Home sellers have to run a tight ship to keep their house show-ready. That’s especially true — and especially challenging — when you have kids. Selling a house comes with new chores and new rules for everyone. To help kids adjust, make age-appropriate checklists for the things they need to do every day. Visual reminders for tasks like making the bed and tidying toys make it easy for kids to help out.

 Don’t underestimate the power of checklists for yourself! Putting together a checklist of everything you need to do before open houses and showings ensure you make a great first impression on each and every buyer. Make sure your open house checklist includes little touches like opening curtains and windows to make your home feel light and airy. And of course, don’t forget to take pets with you when you go!

Involve Kids in Packing
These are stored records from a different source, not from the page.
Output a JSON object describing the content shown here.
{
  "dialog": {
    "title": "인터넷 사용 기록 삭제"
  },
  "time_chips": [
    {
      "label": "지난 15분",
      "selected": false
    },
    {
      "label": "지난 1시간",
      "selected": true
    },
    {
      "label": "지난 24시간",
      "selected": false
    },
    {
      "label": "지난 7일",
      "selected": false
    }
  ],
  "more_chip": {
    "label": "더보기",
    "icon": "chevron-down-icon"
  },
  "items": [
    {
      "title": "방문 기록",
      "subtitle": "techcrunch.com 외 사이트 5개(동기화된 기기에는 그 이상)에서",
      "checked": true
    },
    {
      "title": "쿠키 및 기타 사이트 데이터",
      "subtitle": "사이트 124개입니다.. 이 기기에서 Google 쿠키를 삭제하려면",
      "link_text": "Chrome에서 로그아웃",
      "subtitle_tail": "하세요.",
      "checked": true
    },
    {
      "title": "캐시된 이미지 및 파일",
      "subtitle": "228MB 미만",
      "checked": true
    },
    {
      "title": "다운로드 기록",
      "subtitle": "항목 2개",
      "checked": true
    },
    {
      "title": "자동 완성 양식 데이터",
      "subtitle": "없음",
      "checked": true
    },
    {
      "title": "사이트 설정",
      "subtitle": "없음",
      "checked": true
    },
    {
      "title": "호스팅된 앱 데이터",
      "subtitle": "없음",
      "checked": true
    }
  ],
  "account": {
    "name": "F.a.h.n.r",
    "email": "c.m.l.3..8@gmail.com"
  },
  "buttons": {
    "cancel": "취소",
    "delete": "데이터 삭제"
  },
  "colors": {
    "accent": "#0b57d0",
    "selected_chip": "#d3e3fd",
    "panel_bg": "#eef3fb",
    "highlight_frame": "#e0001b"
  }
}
As a parent, you know that doing chores with kids means spending twice as long. So when it’s time to pack the house for a move, it’s tempting to take charge and do it all yourself. But while this works for the kitchen cupboards, it’s a recipe for disaster when it comes to kids’ rooms. Kids want to feel in charge of their own lives. That means choosing what stays and what goes in their bedrooms and playrooms.
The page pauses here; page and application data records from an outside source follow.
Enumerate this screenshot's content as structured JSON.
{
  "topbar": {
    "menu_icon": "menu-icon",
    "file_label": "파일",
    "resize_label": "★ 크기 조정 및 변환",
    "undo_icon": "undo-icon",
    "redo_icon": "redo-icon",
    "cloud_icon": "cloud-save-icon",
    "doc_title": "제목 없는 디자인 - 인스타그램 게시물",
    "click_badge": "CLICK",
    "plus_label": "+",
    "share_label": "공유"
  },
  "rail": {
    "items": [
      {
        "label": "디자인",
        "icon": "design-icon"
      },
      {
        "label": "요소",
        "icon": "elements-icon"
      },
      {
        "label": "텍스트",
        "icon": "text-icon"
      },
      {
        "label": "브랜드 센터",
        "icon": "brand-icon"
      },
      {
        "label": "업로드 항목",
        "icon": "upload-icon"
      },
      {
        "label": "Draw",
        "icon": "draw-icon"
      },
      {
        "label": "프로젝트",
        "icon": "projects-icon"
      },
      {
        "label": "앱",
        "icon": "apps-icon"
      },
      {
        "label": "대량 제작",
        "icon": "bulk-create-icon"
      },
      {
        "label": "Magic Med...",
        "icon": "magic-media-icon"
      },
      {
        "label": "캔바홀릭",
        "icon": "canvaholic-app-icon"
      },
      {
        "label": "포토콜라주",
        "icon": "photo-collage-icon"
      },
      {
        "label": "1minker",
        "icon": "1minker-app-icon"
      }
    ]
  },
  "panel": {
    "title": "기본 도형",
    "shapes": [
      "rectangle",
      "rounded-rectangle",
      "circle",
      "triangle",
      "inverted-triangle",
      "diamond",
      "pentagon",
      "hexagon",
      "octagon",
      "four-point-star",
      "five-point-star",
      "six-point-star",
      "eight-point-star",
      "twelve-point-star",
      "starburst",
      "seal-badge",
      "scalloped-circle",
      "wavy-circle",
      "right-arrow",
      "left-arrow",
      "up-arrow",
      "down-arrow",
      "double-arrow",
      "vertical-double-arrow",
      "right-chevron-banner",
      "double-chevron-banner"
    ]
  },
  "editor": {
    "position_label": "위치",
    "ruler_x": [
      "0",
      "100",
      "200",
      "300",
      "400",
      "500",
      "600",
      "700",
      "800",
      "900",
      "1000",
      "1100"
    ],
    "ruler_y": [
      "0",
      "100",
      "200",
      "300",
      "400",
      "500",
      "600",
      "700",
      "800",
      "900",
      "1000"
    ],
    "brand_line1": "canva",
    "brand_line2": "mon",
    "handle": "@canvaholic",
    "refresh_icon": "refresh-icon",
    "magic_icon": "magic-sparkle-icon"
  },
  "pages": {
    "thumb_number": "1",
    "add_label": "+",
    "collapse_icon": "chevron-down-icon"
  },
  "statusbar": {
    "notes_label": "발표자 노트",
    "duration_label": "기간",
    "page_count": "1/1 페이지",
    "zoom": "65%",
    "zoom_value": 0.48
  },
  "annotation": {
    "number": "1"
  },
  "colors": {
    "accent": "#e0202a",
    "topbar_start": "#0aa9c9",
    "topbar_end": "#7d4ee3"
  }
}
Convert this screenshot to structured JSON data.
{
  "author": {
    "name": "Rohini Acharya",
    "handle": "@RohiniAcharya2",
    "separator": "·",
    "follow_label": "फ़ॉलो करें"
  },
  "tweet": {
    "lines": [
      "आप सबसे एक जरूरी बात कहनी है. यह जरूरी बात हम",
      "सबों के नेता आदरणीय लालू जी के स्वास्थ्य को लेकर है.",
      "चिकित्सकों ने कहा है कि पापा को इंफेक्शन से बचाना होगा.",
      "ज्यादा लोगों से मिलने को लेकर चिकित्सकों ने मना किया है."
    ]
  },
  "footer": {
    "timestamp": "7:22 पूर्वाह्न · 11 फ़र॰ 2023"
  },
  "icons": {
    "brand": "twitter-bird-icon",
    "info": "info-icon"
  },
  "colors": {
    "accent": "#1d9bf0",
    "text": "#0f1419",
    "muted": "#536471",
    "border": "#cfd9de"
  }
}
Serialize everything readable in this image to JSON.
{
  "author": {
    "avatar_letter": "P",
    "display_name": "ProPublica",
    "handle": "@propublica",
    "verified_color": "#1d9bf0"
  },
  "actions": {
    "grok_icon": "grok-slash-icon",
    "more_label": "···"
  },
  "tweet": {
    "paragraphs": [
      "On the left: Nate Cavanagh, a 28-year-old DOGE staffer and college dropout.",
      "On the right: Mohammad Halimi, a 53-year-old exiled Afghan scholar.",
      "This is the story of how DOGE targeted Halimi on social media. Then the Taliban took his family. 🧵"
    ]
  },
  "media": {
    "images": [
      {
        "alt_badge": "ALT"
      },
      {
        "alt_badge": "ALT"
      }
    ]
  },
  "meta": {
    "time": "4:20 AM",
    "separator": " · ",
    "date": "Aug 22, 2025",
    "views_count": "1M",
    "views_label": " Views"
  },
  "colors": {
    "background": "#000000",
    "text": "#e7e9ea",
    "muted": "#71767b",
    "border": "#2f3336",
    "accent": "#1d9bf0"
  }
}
 Give kids control over their own spaces by setting packing and decluttering goals. For example, you might ask your child to choose 10 toys to keep before packing up the rest for home staging. Older kids and teens may be tasked with selling clothes and video games they no longer use — and using the pocket money they earn for something new after you settle in.

 

Occupy Children on Moving Day

Professional movers are a lifesaver for busy parents. With an entire moving crew to load up your stuff, moving can be over in a matter of hours instead of days. While many people assume professional movers are too expensive if you’re moving locally, don’t have much stuff, and move on a weekday, hiring movers can actually be fairly affordable.

 But there is one catch: With a moving crew to direct, you won’t have time to monitor children on moving day. Heavy furniture and kids underfoot is a dangerous combination — not to mention stressful for your kids — so get kids out of the house instead of trying to juggle parenting and moving. When you book a babysitter for a fun day out, your children can spend their last day doing their favorite things instead of uneasy at home.

Help Kids Settle In

The work isn’t over when moving day ends. Once everything is unpacked and your new house is starting to look like a home, there’s one more challenge ahead: helping your kids fall in love with your new home. The best way to do that, of course, is by helping them make friends! Talk to neighbors to find other children in the neighborhood, sign kids up for extracurriculars, and take plenty of trips to local parks and libraries. With your support, your kids will feel at home in no time.

 

For kids, moving house is like leaping into the great unknown. As parents, you can make that leap a little less scary by involving kids in the moving process when appropriate — and knowing when it’s better to leave them out. With your guidance, your children can get through this move with grace and start making a home in your new community.

 

Alexis Hall,

www.singleparent.info